CAA deputy chairman resigns following error of judgment
The deputy chairman of the Civil Aviation Authority (CAA) has resigned after an "error of judgment" involving an airline he part owns and a competitor.
The crown entity, which oversees aviation safety, said deputy chairman Peter Griffiths had resigned after passing on information regarding the suspension of an airline.
This was Tauranga-based airline Sunair Aviation, and the information was given to Great Barrier Island-based Barrier Air, which Griffiths bought 25 per cent of in April this year.
Griffiths, and CAA chairman Nigel Gould said this was an error of judgment.
Sunair had also received an apology from both Griffiths and Gould.
"That said, it should be acknowledged that Peter's intent was to offer Barrier Air assistance to Sunair in order to minimise the adverse effect on its customers and when he initiated the contact with Barrier Air he did not realise that the suspension was not yet in place," the CAA said.
"Despite that good intent, Peter freely admits to an error of judgement and has submitted his resignation from the board."

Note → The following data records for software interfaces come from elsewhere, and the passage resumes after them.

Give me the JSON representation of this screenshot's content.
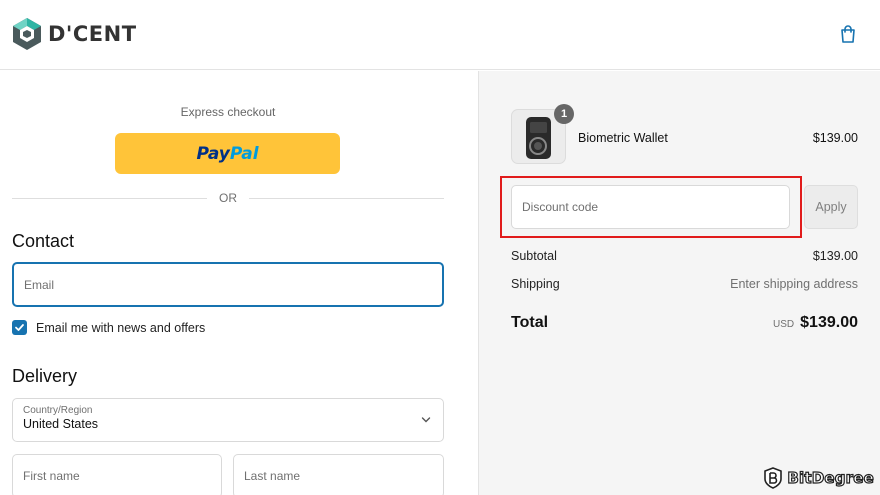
{
  "header": {
    "brand": "D'CENT",
    "cart_icon": "shopping-bag-icon"
  },
  "checkout": {
    "express_label": "Express checkout",
    "paypal_pay": "Pay",
    "paypal_pal": "Pal",
    "or_label": "OR",
    "contact_heading": "Contact",
    "email_placeholder": "Email",
    "news_checkbox_label": "Email me with news and offers",
    "news_checked": true,
    "delivery_heading": "Delivery",
    "country_label": "Country/Region",
    "country_value": "United States",
    "first_name_placeholder": "First name",
    "last_name_placeholder": "Last name"
  },
  "summary": {
    "item": {
      "name": "Biometric Wallet",
      "price": "$139.00",
      "quantity": "1"
    },
    "discount_placeholder": "Discount code",
    "apply_label": "Apply",
    "subtotal_label": "Subtotal",
    "subtotal_value": "$139.00",
    "shipping_label": "Shipping",
    "shipping_value": "Enter shipping address",
    "total_label": "Total",
    "total_currency": "USD",
    "total_value": "$139.00"
  },
  "watermark": {
    "text": "BitDegree"
  },
  "colors": {
    "accent": "#1773b0",
    "paypal_yellow": "#ffc439",
    "highlight_red": "#e11b1b",
    "summary_bg": "#f5f5f5"
  }
}
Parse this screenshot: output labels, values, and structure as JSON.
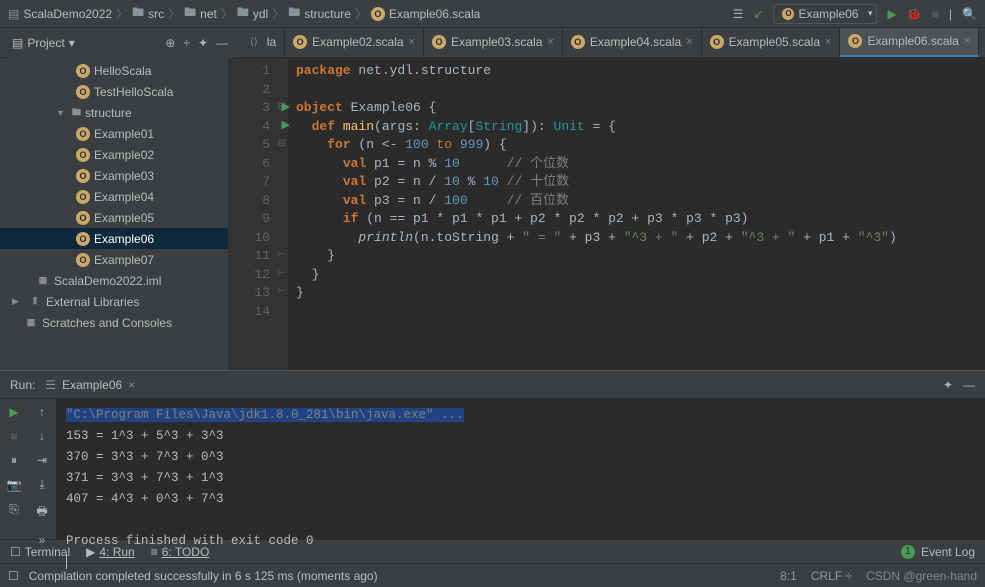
{
  "breadcrumb": [
    "ScalaDemo2022",
    "src",
    "net",
    "ydl",
    "structure",
    "Example06.scala"
  ],
  "runcfg": "Example06",
  "sidebar": {
    "items": [
      {
        "icon": "obj",
        "label": "HelloScala",
        "depth": 1
      },
      {
        "icon": "obj",
        "label": "TestHelloScala",
        "depth": 1
      },
      {
        "icon": "fold",
        "label": "structure",
        "depth": 0,
        "exp": "▼"
      },
      {
        "icon": "obj",
        "label": "Example01",
        "depth": 1
      },
      {
        "icon": "obj",
        "label": "Example02",
        "depth": 1
      },
      {
        "icon": "obj",
        "label": "Example03",
        "depth": 1
      },
      {
        "icon": "obj",
        "label": "Example04",
        "depth": 1
      },
      {
        "icon": "obj",
        "label": "Example05",
        "depth": 1
      },
      {
        "icon": "obj",
        "label": "Example06",
        "depth": 1,
        "sel": true
      },
      {
        "icon": "obj",
        "label": "Example07",
        "depth": 1
      },
      {
        "icon": "iml",
        "label": "ScalaDemo2022.iml",
        "depth": -1
      },
      {
        "icon": "lib",
        "label": "External Libraries",
        "depth": -2,
        "exp": "▶"
      },
      {
        "icon": "scr",
        "label": "Scratches and Consoles",
        "depth": -2
      }
    ]
  },
  "projectLabel": "Project",
  "tabs": [
    {
      "label": "la",
      "arrows": true
    },
    {
      "label": "Example02.scala"
    },
    {
      "label": "Example03.scala"
    },
    {
      "label": "Example04.scala"
    },
    {
      "label": "Example05.scala"
    },
    {
      "label": "Example06.scala",
      "active": true
    }
  ],
  "gutter": [
    "1",
    "2",
    "3",
    "4",
    "5",
    "6",
    "7",
    "8",
    "9",
    "10",
    "11",
    "12",
    "13",
    "14"
  ],
  "runpanel": {
    "title": "Run:",
    "tab": "Example06",
    "cmd": "\"C:\\Program Files\\Java\\jdk1.8.0_281\\bin\\java.exe\" ...",
    "lines": [
      "153 = 1^3 + 5^3 + 3^3",
      "370 = 3^3 + 7^3 + 0^3",
      "371 = 3^3 + 7^3 + 1^3",
      "407 = 4^3 + 0^3 + 7^3",
      "",
      "Process finished with exit code 0"
    ]
  },
  "bottombar": {
    "terminal": "Terminal",
    "run": "4: Run",
    "todo": "6: TODO",
    "event": "Event Log"
  },
  "status": {
    "msg": "Compilation completed successfully in 6 s 125 ms (moments ago)",
    "pos": "8:1",
    "enc": "CRLF",
    "watermark": "CSDN @green-hand"
  }
}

Gould said the resignation and an internal debrief in this "very rare" case was sufficient to address the issue.
Regulatory decision making was done by the Director of Civil Aviation, independent of the board, which meant while there were obvious risks to having people involved with aviation on the board, it also provided advantages.
"On balance, providing that conflicts of interest are managed correctly and board members do not act on information held then the benefits of having some sector knowledge/involvement on the board outweighs the risks."
Griffiths was also chairman of Z Energy and a director at NZX-listed Metro Performance Glass, having previously been BP New Zealand managing director.
Griffiths' CAA profile said he had a lifelong interest in aviation and aircraft.
Sunair was grounded by the CAA for the second time in less than a year earlier this month.
The CAA said this decision was the result of an audit of Sunair records which found a number of anomalies and omissions in maintenance records.
"These findings created a reasonable doubt about the airworthiness of the aircraft operated by Sunair and the Operator's maintenance control and the quality assurance systems intended to ensure their airworthiness."